From when your child turns 12 years old until they reach about 24 years their brain is forming all the parts needed for learning, memory, planning, emotional stability, and thinking. Alcohol can disrupt this. Your child trusts you and relies on you for information and advice. Research shows that they believe that you should teach them about alcohol.
If you make it clear that their questions are welcome and you try to answer them, theyâ€™ll keep coming back. You donâ€™t have to cover everything at once; youâ€™re more likely to have a greater impact on your childâ€™s decisions about drinking if you have a number of chats. Think of this as part of an on-going conversation.
Discuss the issues
Keep the lines of communication open with your kids. Discuss the fact that not everyone drinks. Be aware that young people are likely to have a favourable perception of the social benefits of alcohol – they seek to drink believing it will help them fit in, and need to know that they can fit in without drinking alcohol.

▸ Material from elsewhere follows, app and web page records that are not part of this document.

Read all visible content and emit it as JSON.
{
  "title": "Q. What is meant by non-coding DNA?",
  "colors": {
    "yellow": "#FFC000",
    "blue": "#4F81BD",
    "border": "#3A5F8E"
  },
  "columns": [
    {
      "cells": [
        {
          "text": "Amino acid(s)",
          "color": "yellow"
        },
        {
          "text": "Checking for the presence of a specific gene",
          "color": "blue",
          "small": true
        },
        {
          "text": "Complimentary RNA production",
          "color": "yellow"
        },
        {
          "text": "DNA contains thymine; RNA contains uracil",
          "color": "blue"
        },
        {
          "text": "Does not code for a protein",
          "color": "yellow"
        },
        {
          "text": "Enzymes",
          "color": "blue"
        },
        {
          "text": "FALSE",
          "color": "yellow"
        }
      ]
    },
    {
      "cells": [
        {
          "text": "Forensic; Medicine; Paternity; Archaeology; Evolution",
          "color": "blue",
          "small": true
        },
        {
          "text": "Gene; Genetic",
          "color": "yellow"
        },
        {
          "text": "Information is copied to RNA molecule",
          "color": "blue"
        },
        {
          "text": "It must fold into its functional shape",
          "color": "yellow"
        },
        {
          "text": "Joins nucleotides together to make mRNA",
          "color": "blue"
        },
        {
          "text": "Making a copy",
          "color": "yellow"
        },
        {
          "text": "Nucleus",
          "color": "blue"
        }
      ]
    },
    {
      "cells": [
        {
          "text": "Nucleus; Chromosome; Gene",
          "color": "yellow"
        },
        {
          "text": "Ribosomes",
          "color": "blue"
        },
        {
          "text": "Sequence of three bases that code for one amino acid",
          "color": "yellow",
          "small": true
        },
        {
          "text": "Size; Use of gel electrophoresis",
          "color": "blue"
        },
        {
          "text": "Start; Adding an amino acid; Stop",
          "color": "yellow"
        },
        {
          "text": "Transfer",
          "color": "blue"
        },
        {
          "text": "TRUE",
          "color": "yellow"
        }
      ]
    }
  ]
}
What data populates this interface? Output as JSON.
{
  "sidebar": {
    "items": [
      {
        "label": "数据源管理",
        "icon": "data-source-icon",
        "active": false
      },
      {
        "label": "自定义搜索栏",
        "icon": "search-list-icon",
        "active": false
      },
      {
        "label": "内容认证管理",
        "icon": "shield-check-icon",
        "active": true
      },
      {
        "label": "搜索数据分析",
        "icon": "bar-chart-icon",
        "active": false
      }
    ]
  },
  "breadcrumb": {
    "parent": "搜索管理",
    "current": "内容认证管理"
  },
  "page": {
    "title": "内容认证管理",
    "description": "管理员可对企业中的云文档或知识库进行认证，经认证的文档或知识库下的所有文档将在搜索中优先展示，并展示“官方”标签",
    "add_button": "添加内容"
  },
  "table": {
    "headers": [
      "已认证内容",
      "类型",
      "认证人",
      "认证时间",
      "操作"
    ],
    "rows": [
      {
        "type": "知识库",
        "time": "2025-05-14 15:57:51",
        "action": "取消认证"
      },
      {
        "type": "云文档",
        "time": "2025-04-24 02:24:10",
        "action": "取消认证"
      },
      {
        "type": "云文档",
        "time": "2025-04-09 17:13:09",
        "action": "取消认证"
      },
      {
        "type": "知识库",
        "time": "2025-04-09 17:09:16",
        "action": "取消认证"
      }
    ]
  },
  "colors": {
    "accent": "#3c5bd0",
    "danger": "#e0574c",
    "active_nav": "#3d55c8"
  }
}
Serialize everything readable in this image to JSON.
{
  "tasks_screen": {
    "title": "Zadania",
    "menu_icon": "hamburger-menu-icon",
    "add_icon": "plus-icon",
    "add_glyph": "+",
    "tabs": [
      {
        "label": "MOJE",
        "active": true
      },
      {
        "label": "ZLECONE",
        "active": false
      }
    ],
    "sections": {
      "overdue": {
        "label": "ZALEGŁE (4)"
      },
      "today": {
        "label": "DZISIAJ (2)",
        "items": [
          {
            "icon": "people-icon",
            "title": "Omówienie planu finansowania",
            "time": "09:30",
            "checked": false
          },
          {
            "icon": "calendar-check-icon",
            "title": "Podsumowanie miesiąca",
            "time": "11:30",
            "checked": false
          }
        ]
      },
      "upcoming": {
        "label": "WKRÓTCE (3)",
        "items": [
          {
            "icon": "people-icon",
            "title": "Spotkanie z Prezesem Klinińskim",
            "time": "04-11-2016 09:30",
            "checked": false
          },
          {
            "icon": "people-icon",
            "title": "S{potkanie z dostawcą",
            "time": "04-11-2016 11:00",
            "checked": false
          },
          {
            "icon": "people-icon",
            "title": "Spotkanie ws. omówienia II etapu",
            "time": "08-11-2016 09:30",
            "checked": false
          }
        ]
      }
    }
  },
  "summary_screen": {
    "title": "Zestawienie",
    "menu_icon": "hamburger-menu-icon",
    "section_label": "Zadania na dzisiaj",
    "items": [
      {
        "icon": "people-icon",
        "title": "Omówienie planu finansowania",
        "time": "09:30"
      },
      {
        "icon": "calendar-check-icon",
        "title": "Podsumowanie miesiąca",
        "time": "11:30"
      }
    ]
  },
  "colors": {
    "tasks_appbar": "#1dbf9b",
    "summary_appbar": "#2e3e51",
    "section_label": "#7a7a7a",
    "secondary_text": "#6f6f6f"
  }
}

TIP: Highlight that not drinking is the norm for young people. Two-thirds of 12-15 year olds have never had a drink of alcohol. Let older teens know that they are not alone, with one in five 16-17 year olds sharing in their decision to not drink.
Educate by example
Be a positive role model, use alcohol responsibly. KIDS ABSORB YOUR DRINKING, so watch your own alcohol consumption and remember that there is the option of not drinking alcohol at all. If alcohol does play a role in your family life, talk to your child about how you use alcohol responsibly and the rules and boundaries you follow.
TIP: Parents who drink alcohol and have more lenient attitudes towards alcohol are more likely to have adolescents who consume alcohol at risky and high risk levels. Try not to make every family gathering or celebration focus around alcohol. Make a point of having alcohol-free events to demonstrate to your children that you can enjoy yourself without alcohol.
Listen and engage
Be aware of and show interest in your childâ€™s upcoming activities and discuss these (itâ€™s an opportunity to set clear expectations). Get to know their friends, and their friendâ€™s parents.
TIP: Knowing your kidâ€™s friendsâ€™ parents gives you the advantage of knowing where your child is and enables you to discuss and develop a common position on things like drinking alcohol so that the kids are hearing one strong and united voice. If they donâ€™t agree with your position at least they know your views and will be better placed to respect them. Be comfortable in the knowledge that you are in the majority- choosing to â€˜delay your childâ€™s introduction to alcoholâ€™.
A good relationship
Work on developing and maintaining a good parent-child relationship based on clear and open communication. Parent-child relationships characterised by emotional warmth and support, trust, involvement and attachment are associated with lower levels of adolescent alcohol misuse.
TIP: Kids who feel their parents are caring, concerned and supportive start alcohol use later and drink less. Be there to support them as hormonal changes, school commitments and peer influence build.
Delaying your childâ€™s first drink requires making your expectations regarding alcohol very clear. Not just to your child, but to the other adult influencers in their lives. Every family is different and boundaries and expectations need to be consistent with what you believe.
TIP: Involve your child in the development of the rules; your child needs to understand why the rules exist in the first place. They may not like the rules you set but it is vital they can see what your concerns are and how you hope to address them. Think about who bought or gave you your first drink/s… have you had a chat with the equivalent person in your childâ€™s life?